Entries from a dataset of interfaces:
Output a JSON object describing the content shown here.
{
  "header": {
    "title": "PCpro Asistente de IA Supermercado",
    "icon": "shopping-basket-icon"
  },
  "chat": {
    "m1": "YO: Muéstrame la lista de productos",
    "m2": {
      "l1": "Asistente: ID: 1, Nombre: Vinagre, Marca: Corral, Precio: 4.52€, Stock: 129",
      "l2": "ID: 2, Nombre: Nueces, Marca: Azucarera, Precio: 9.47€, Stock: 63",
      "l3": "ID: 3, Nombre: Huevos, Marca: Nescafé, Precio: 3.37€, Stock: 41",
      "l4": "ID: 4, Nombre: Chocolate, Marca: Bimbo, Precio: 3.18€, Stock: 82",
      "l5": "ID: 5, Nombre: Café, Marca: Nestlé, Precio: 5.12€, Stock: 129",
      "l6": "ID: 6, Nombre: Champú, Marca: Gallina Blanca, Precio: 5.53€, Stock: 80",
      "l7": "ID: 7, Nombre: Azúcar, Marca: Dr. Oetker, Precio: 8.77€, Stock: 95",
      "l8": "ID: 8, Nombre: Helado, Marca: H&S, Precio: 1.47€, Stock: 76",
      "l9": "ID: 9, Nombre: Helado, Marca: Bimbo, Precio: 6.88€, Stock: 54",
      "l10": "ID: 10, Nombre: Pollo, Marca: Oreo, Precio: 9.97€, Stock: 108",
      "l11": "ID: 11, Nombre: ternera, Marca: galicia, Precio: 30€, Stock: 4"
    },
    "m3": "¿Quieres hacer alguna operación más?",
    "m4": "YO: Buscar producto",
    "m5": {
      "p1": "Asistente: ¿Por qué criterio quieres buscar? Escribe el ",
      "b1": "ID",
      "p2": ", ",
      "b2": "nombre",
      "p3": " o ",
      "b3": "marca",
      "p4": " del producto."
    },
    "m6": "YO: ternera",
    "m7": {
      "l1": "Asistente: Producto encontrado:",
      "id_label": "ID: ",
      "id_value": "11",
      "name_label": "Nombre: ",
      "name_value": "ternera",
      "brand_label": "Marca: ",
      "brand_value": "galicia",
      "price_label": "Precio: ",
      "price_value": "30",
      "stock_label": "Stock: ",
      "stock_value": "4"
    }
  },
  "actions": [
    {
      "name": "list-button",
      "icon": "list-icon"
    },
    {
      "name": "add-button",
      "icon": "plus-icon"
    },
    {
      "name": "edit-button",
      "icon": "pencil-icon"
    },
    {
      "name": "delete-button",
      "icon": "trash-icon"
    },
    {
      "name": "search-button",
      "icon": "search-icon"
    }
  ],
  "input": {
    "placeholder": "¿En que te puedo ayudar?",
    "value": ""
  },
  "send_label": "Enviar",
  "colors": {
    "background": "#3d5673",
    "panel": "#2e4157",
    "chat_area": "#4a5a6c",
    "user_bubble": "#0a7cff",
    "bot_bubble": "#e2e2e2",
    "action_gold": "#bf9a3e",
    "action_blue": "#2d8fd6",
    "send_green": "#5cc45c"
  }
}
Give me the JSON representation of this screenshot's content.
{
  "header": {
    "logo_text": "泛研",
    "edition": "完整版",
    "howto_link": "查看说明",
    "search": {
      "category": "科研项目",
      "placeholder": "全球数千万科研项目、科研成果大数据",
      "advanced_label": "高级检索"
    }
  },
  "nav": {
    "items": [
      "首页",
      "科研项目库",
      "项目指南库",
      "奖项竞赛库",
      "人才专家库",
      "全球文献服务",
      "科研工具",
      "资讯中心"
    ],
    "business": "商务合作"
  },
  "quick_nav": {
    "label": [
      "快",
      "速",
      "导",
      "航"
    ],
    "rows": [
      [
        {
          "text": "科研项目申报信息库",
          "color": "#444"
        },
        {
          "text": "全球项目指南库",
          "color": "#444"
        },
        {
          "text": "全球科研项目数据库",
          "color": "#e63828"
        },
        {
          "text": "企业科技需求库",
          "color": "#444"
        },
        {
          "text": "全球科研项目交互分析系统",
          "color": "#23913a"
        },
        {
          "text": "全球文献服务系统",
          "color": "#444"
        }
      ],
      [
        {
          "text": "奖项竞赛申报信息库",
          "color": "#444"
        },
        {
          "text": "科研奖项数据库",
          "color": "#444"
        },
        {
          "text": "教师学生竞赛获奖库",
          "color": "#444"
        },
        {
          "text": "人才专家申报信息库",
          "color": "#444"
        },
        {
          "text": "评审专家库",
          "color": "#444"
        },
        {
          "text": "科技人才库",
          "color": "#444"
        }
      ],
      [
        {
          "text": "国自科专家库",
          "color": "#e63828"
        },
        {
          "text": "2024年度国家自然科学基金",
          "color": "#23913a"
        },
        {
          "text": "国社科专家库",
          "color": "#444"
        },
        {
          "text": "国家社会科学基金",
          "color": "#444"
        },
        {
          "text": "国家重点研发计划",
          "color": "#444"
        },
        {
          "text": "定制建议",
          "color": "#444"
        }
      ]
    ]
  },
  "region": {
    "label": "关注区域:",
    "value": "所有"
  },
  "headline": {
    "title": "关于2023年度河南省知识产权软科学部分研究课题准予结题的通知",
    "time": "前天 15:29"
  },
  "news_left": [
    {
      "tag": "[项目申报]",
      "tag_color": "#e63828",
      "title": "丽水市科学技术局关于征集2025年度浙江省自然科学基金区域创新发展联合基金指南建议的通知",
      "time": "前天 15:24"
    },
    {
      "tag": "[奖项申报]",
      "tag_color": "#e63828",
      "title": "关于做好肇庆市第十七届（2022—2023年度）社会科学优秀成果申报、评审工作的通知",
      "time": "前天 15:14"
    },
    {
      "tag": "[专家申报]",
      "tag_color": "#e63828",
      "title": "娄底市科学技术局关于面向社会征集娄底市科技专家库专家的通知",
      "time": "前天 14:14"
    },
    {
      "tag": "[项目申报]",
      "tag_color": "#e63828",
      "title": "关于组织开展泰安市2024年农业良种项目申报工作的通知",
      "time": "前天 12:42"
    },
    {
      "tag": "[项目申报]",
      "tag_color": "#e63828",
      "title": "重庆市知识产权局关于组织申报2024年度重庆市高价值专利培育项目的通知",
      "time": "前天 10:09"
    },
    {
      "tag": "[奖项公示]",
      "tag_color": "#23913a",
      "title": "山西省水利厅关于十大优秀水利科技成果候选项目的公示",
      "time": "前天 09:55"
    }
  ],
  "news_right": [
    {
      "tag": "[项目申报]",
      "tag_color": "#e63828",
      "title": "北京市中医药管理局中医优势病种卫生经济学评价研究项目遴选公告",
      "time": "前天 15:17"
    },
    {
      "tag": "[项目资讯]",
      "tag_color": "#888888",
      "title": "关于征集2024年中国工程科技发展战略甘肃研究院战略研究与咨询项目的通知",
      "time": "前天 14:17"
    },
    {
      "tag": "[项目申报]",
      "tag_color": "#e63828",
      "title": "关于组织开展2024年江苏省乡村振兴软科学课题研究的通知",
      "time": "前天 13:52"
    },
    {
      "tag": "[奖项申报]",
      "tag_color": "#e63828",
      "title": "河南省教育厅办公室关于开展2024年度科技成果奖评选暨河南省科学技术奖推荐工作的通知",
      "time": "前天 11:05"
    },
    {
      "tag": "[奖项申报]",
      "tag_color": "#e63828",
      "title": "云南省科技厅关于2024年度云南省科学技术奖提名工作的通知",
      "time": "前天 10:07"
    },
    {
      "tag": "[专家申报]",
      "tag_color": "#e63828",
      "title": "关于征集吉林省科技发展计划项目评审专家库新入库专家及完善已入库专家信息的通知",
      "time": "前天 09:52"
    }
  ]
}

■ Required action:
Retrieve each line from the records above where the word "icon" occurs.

■ Reply to the exercise:
    "icon": "shopping-basket-icon"
      "icon": "list-icon"
      "icon": "plus-icon"
      "icon": "pencil-icon"
      "icon": "trash-icon"
      "icon": "search-icon"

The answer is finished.